What is Kaiseki Ryoki?
At the heart of Kaiseki dining is the Japanese principle of shun, or taking ingredients at the peak of their freshness. Dishes are presented simply, without artifice. This is done not only to ensure that the true flavor of each ingredient be expressed, but also to properly display each and every one and the height of their natural beauty, thus creating the perfect synergy between cuisine and artistic expression.

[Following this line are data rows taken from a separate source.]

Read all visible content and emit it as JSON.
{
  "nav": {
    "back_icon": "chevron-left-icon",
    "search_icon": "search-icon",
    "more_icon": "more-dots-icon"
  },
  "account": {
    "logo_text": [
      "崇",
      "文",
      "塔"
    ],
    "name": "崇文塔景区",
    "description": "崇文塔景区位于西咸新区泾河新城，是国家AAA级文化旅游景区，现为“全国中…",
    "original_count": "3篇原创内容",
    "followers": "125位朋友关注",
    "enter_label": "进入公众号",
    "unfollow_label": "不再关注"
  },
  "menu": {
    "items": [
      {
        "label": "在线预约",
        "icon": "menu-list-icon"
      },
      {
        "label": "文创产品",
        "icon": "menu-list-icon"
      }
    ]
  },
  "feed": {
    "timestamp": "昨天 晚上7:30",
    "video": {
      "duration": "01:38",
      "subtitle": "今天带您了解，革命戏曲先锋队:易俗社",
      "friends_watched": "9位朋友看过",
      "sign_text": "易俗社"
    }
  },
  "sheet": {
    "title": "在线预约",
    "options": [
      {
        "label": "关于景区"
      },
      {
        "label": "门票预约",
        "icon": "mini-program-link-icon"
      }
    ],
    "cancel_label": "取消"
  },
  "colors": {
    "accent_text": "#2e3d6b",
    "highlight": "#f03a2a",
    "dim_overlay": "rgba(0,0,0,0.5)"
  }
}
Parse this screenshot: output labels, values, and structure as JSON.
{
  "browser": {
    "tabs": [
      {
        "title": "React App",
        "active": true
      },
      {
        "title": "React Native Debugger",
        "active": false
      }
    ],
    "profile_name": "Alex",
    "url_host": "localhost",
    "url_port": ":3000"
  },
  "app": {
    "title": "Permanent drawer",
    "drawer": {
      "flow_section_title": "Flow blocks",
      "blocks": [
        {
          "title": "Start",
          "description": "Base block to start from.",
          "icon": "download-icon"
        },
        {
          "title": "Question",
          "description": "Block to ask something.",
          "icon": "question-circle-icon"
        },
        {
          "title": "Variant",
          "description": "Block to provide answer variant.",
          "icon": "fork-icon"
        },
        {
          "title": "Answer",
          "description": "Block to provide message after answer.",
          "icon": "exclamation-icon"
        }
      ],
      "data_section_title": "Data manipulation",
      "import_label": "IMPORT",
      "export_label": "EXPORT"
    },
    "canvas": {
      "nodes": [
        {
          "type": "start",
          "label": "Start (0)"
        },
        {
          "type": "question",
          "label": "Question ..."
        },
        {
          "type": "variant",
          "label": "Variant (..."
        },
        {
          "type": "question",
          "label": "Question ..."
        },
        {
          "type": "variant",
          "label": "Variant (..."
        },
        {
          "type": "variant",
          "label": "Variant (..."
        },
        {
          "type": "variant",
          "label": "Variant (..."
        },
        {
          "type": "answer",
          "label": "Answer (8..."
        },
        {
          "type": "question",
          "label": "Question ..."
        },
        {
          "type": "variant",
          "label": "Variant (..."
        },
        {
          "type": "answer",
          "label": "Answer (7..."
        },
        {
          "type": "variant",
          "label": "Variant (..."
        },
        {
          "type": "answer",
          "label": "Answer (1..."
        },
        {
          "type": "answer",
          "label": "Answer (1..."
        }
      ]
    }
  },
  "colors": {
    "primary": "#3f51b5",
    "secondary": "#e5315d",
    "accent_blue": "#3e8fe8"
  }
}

There are a number of different courses to kaiseki meals, and the exact execution of the meal depends on the chef as well as the availability of seasonal ingredients. However, the kaiseki dining experience typically begins with appetizers, followed by sashimi, cooked dishes, a rice course, and finally, dessert, with optional palate cleansers in between. Here are just a few renowned examples culled from the epicurean annals of Japanese kaiseki cuisine.
The zensai or sakizuke course features an appetizer similar to an amuse-bouche. For example, enjoy an exquisite bite of horsehair crab and sea urchin tossed in a vinaigrette of Tosa vinegar from the Shikoku region, complemented by stock created from skipjack tuna and oranges.
The hassun, or seasonal platter, sets the seasonal theme so integral to kaiseki cuisine. This course typically includes one kind of sushi accompanied by several smaller dishes. With such items as Sanuki-style pickled akagai clams, boiled and roasted Kawachi duck, broccolini in soy sauce, and rump roast made with Kameoka beef, it's a feast for both the eyes and the taste buds.
Sashimi is thinly sliced, raw fish, usually served on a bed of shredded daikon (Japanese radish) and accompanied by soya sauce and a small amount of wasabi paste. Sashimi is sometimes served with the starters.
Nimono is a dish made by boiling, simmering or stewing vegetables and meat or seafood, often in a mixture of soya sauce, sweet cooking sake and sugar.
The soup is an integral part of a kaiseki meal. It is often a simple clear broth sparingly garnished with vegetables, tofu or seafood.
Yakimono dishes are usually either grilled fish or meat. Grilled fish may be a local fresh water variety or seafood depending on the region. Grilled meat often features local wagyu (prime Japanese beef).
The mushimono course boasts a tasty steamed dish, such as steamed egg custard with ikura salmon roe or egg custard with creamy shirako cod milt from Hokkaido and sliced tiger lily bulb.
A dessert of wagashi, or Japanese confection, fruit, cake, or ice cream.